__What is required__: Set down every line of the data, unchanged and complete.

__Information provided__:
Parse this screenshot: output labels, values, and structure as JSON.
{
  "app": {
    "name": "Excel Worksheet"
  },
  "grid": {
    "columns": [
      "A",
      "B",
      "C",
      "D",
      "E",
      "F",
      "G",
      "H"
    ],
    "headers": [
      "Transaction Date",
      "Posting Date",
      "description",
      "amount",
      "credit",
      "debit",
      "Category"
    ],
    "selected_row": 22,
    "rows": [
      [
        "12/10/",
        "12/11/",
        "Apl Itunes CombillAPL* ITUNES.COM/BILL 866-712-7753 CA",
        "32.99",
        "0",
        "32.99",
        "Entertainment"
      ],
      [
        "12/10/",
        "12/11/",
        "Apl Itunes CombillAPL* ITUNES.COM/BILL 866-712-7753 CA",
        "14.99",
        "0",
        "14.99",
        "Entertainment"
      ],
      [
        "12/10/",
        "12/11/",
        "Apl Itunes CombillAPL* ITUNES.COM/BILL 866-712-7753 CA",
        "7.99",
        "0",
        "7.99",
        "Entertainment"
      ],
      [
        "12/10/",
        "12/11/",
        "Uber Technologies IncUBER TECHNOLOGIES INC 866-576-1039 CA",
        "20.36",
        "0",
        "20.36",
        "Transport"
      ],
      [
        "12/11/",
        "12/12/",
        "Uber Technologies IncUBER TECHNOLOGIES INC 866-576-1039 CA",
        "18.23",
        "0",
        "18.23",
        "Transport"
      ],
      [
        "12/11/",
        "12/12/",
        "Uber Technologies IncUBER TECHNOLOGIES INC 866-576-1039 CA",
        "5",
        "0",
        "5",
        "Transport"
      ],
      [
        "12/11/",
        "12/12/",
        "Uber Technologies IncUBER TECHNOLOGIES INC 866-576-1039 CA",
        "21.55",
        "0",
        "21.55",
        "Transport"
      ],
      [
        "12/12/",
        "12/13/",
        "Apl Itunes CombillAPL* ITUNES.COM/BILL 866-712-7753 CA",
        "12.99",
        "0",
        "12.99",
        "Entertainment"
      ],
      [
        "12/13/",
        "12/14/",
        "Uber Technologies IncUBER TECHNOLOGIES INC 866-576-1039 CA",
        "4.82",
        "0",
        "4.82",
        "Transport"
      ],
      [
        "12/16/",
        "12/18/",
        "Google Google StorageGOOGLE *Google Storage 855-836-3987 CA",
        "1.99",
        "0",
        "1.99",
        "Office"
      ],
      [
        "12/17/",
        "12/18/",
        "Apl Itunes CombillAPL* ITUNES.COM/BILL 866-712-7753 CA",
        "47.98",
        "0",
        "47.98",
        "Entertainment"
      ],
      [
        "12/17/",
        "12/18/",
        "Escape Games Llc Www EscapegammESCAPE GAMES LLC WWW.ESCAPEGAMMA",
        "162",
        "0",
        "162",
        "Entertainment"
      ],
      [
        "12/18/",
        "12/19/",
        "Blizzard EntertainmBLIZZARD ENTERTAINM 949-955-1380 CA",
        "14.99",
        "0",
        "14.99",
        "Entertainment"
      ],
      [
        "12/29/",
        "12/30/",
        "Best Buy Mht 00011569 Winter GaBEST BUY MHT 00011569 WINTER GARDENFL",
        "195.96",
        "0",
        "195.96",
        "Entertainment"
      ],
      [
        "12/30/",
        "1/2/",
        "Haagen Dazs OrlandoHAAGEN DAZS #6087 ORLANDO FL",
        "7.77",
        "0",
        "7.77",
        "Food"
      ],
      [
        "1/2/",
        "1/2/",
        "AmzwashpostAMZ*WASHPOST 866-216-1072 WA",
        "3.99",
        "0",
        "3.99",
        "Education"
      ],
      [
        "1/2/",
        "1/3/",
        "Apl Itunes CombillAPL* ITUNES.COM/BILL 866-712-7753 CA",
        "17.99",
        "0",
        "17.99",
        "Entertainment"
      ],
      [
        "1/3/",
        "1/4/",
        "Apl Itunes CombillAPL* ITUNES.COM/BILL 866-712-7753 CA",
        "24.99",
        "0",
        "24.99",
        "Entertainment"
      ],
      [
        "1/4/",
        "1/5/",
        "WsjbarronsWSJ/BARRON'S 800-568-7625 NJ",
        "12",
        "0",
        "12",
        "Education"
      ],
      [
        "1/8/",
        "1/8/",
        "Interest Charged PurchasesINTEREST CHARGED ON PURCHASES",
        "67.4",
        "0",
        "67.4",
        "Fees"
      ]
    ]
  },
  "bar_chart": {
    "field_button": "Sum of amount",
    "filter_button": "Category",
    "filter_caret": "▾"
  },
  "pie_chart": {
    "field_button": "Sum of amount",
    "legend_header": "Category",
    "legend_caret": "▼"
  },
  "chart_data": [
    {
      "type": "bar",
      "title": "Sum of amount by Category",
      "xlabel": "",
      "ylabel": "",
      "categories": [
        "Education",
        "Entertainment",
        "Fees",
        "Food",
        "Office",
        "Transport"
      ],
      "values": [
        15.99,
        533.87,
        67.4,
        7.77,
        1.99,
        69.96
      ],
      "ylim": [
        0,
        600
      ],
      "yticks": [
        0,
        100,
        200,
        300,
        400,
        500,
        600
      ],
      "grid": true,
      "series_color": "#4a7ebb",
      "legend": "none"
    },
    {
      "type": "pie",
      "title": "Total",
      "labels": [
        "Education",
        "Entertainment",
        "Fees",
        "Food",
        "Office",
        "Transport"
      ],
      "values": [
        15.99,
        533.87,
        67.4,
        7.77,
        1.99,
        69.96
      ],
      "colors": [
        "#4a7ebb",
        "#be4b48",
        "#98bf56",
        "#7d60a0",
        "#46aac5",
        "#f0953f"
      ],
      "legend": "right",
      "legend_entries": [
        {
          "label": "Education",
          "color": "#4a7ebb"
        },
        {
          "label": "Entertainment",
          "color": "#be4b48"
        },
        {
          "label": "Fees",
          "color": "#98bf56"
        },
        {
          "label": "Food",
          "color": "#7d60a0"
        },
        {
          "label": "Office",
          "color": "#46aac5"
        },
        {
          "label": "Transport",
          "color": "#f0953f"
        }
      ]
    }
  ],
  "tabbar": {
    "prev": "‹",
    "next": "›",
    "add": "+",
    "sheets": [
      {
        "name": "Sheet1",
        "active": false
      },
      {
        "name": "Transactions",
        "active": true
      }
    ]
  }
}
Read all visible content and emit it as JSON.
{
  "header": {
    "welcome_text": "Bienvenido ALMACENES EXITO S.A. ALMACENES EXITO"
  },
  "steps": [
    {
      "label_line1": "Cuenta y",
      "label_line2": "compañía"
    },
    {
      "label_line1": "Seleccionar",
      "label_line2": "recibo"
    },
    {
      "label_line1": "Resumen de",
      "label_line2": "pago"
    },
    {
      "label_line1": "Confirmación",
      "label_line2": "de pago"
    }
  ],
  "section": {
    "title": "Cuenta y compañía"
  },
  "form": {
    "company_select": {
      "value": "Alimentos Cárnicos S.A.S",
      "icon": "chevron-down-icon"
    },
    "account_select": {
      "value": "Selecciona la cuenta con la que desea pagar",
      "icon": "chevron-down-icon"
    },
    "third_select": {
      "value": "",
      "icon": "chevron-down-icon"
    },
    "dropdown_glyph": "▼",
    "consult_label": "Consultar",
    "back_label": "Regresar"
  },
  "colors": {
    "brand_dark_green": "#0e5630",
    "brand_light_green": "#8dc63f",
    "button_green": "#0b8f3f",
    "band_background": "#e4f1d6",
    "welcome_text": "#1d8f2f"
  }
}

__Response to the task__:
Parse this screenshot: output labels, values, and structure as JSON.
{
  "app": {
    "name": "Excel Worksheet"
  },
  "grid": {
    "columns": [
      "A",
      "B",
      "C",
      "D",
      "E",
      "F",
      "G",
      "H"
    ],
    "headers": [
      "Transaction Date",
      "Posting Date",
      "description",
      "amount",
      "credit",
      "debit",
      "Category"
    ],
    "selected_row": 22,
    "rows": [
      [
        "12/10/",
        "12/11/",
        "Apl Itunes CombillAPL* ITUNES.COM/BILL 866-712-7753 CA",
        "32.99",
        "0",
        "32.99",
        "Entertainment"
      ],
      [
        "12/10/",
        "12/11/",
        "Apl Itunes CombillAPL* ITUNES.COM/BILL 866-712-7753 CA",
        "14.99",
        "0",
        "14.99",
        "Entertainment"
      ],
      [
        "12/10/",
        "12/11/",
        "Apl Itunes CombillAPL* ITUNES.COM/BILL 866-712-7753 CA",
        "7.99",
        "0",
        "7.99",
        "Entertainment"
      ],
      [
        "12/10/",
        "12/11/",
        "Uber Technologies IncUBER TECHNOLOGIES INC 866-576-1039 CA",
        "20.36",
        "0",
        "20.36",
        "Transport"
      ],
      [
        "12/11/",
        "12/12/",
        "Uber Technologies IncUBER TECHNOLOGIES INC 866-576-1039 CA",
        "18.23",
        "0",
        "18.23",
        "Transport"
      ],
      [
        "12/11/",
        "12/12/",
        "Uber Technologies IncUBER TECHNOLOGIES INC 866-576-1039 CA",
        "5",
        "0",
        "5",
        "Transport"
      ],
      [
        "12/11/",
        "12/12/",
        "Uber Technologies IncUBER TECHNOLOGIES INC 866-576-1039 CA",
        "21.55",
        "0",
        "21.55",
        "Transport"
      ],
      [
        "12/12/",
        "12/13/",
        "Apl Itunes CombillAPL* ITUNES.COM/BILL 866-712-7753 CA",
        "12.99",
        "0",
        "12.99",
        "Entertainment"
      ],
      [
        "12/13/",
        "12/14/",
        "Uber Technologies IncUBER TECHNOLOGIES INC 866-576-1039 CA",
        "4.82",
        "0",
        "4.82",
        "Transport"
      ],
      [
        "12/16/",
        "12/18/",
        "Google Google StorageGOOGLE *Google Storage 855-836-3987 CA",
        "1.99",
        "0",
        "1.99",
        "Office"
      ],
      [
        "12/17/",
        "12/18/",
        "Apl Itunes CombillAPL* ITUNES.COM/BILL 866-712-7753 CA",
        "47.98",
        "0",
        "47.98",
        "Entertainment"
      ],
      [
        "12/17/",
        "12/18/",
        "Escape Games Llc Www EscapegammESCAPE GAMES LLC WWW.ESCAPEGAMMA",
        "162",
        "0",
        "162",
        "Entertainment"
      ],
      [
        "12/18/",
        "12/19/",
        "Blizzard EntertainmBLIZZARD ENTERTAINM 949-955-1380 CA",
        "14.99",
        "0",
        "14.99",
        "Entertainment"
      ],
      [
        "12/29/",
        "12/30/",
        "Best Buy Mht 00011569 Winter GaBEST BUY MHT 00011569 WINTER GARDENFL",
        "195.96",
        "0",
        "195.96",
        "Entertainment"
      ],
      [
        "12/30/",
        "1/2/",
        "Haagen Dazs OrlandoHAAGEN DAZS #6087 ORLANDO FL",
        "7.77",
        "0",
        "7.77",
        "Food"
      ],
      [
        "1/2/",
        "1/2/",
        "AmzwashpostAMZ*WASHPOST 866-216-1072 WA",
        "3.99",
        "0",
        "3.99",
        "Education"
      ],
      [
        "1/2/",
        "1/3/",
        "Apl Itunes CombillAPL* ITUNES.COM/BILL 866-712-7753 CA",
        "17.99",
        "0",
        "17.99",
        "Entertainment"
      ],
      [
        "1/3/",
        "1/4/",
        "Apl Itunes CombillAPL* ITUNES.COM/BILL 866-712-7753 CA",
        "24.99",
        "0",
        "24.99",
        "Entertainment"
      ],
      [
        "1/4/",
        "1/5/",
        "WsjbarronsWSJ/BARRON'S 800-568-7625 NJ",
        "12",
        "0",
        "12",
        "Education"
      ],
      [
        "1/8/",
        "1/8/",
        "Interest Charged PurchasesINTEREST CHARGED ON PURCHASES",
        "67.4",
        "0",
        "67.4",
        "Fees"
      ]
    ]
  },
  "bar_chart": {
    "field_button": "Sum of amount",
    "filter_button": "Category",
    "filter_caret": "▾"
  },
  "pie_chart": {
    "field_button": "Sum of amount",
    "legend_header": "Category",
    "legend_caret": "▼"
  },
  "chart_data": [
    {
      "type": "bar",
      "title": "Sum of amount by Category",
      "xlabel": "",
      "ylabel": "",
      "categories": [
        "Education",
        "Entertainment",
        "Fees",
        "Food",
        "Office",
        "Transport"
      ],
      "values": [
        15.99,
        533.87,
        67.4,
        7.77,
        1.99,
        69.96
      ],
      "ylim": [
        0,
        600
      ],
      "yticks": [
        0,
        100,
        200,
        300,
        400,
        500,
        600
      ],
      "grid": true,
      "series_color": "#4a7ebb",
      "legend": "none"
    },
    {
      "type": "pie",
      "title": "Total",
      "labels": [
        "Education",
        "Entertainment",
        "Fees",
        "Food",
        "Office",
        "Transport"
      ],
      "values": [
        15.99,
        533.87,
        67.4,
        7.77,
        1.99,
        69.96
      ],
      "colors": [
        "#4a7ebb",
        "#be4b48",
        "#98bf56",
        "#7d60a0",
        "#46aac5",
        "#f0953f"
      ],
      "legend": "right",
      "legend_entries": [
        {
          "label": "Education",
          "color": "#4a7ebb"
        },
        {
          "label": "Entertainment",
          "color": "#be4b48"
        },
        {
          "label": "Fees",
          "color": "#98bf56"
        },
        {
          "label": "Food",
          "color": "#7d60a0"
        },
        {
          "label": "Office",
          "color": "#46aac5"
        },
        {
          "label": "Transport",
          "color": "#f0953f"
        }
      ]
    }
  ],
  "tabbar": {
    "prev": "‹",
    "next": "›",
    "add": "+",
    "sheets": [
      {
        "name": "Sheet1",
        "active": false
      },
      {
        "name": "Transactions",
        "active": true
      }
    ]
  }
}
Read all visible content and emit it as JSON.
{
  "header": {
    "welcome_text": "Bienvenido ALMACENES EXITO S.A. ALMACENES EXITO"
  },
  "steps": [
    {
      "label_line1": "Cuenta y",
      "label_line2": "compañía"
    },
    {
      "label_line1": "Seleccionar",
      "label_line2": "recibo"
    },
    {
      "label_line1": "Resumen de",
      "label_line2": "pago"
    },
    {
      "label_line1": "Confirmación",
      "label_line2": "de pago"
    }
  ],
  "section": {
    "title": "Cuenta y compañía"
  },
  "form": {
    "company_select": {
      "value": "Alimentos Cárnicos S.A.S",
      "icon": "chevron-down-icon"
    },
    "account_select": {
      "value": "Selecciona la cuenta con la que desea pagar",
      "icon": "chevron-down-icon"
    },
    "third_select": {
      "value": "",
      "icon": "chevron-down-icon"
    },
    "dropdown_glyph": "▼",
    "consult_label": "Consultar",
    "back_label": "Regresar"
  },
  "colors": {
    "brand_dark_green": "#0e5630",
    "brand_light_green": "#8dc63f",
    "button_green": "#0b8f3f",
    "band_background": "#e4f1d6",
    "welcome_text": "#1d8f2f"
  }
}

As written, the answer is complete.